BMI Core Member
Psychology, Physiology & Pharmacology
Mel Goodale holds the Canada Research Chair in Visual Neuroscience and is Founding Director of the Brain and Mind Institute at the University of Western Ontario. His early work, in which he demonstrated that the visual control of action is functionally independent of conscious visual perception, laid the foundation for the Goodale -Milner ‘duplex’ account of high-level vision. This account provides a convincing resolution to conflicting accounts of visual function that have characterized much of the work in the field for the last one hundred years. Over the last two decades, he has carried out neuroimaging and psychophysical research that has refined and extended the two-visual-systems proposal.
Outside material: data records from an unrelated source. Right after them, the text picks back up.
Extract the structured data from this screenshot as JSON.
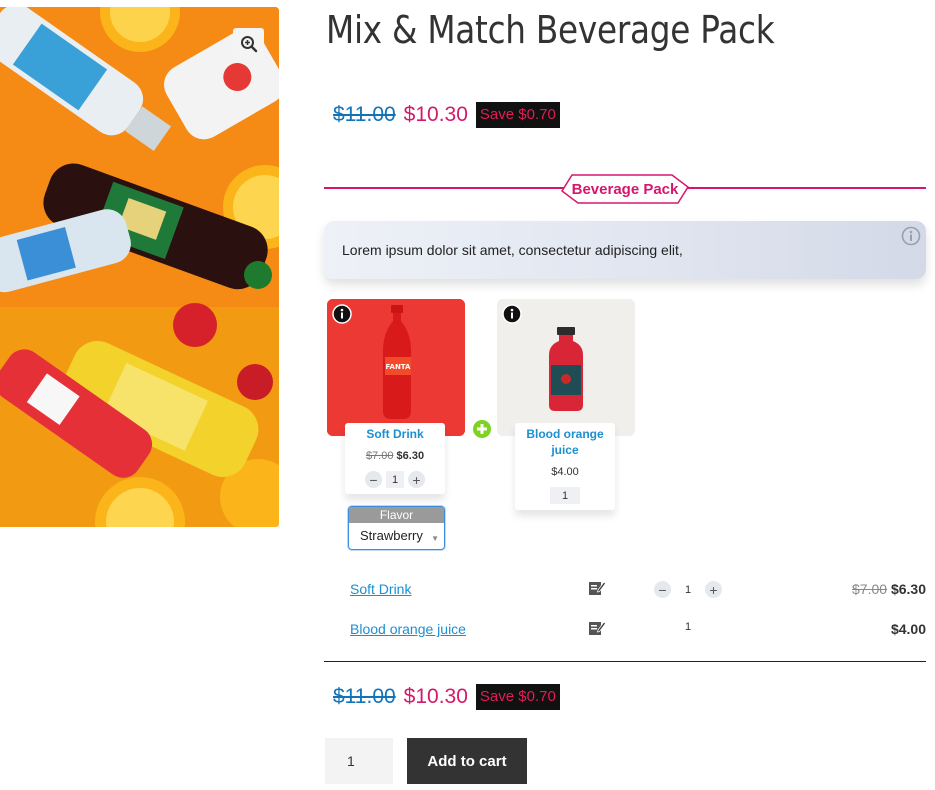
{
  "product": {
    "title": "Mix & Match Beverage Pack",
    "price_old": "$11.00",
    "price_new": "$10.30",
    "save": "Save $0.70"
  },
  "section": {
    "title": "Beverage Pack",
    "description": "Lorem ipsum dolor sit amet, consectetur adipiscing elit,"
  },
  "items": [
    {
      "name": "Soft Drink",
      "price_old": "$7.00",
      "price_new": "$6.30",
      "qty": "1",
      "flavor_label": "Flavor",
      "flavor_value": "Strawberry"
    },
    {
      "name": "Blood orange juice",
      "price": "$4.00",
      "qty": "1"
    }
  ],
  "summary": [
    {
      "name": "Soft Drink",
      "qty": "1",
      "price_old": "$7.00",
      "price_new": "$6.30"
    },
    {
      "name": "Blood orange juice",
      "qty": "1",
      "price": "$4.00"
    }
  ],
  "total": {
    "price_old": "$11.00",
    "price_new": "$10.30",
    "save": "Save $0.70"
  },
  "cart": {
    "qty": "1",
    "button_label": "Add to cart"
  },
  "colors": {
    "accent": "#d6166e",
    "link": "#1b8fd1",
    "save_text": "#e01d56"
  }
}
These ideas have had an enormous influence in the life sciences and medicine, and the two-visual-systems proposal is now part of almost every textbook in vision, cognitive neuroscience, and psychology.
In 1999, Goodale was awarded the Donald O. Hebb Distinguished Contribution Award (CSBBCS). In 2007, he was awarded the Hellmuth Prize for Scientific Achievement (Western) and, in 2008, the Richard C. Tees Award for Distinguished Leadership (CSBBCS). He is a Fellow of the Royal Society of Canada and the Royal Society of London (UK). In 2016, he was appointed as an Ivey Fellow by the Canadian Institute for Advanced Research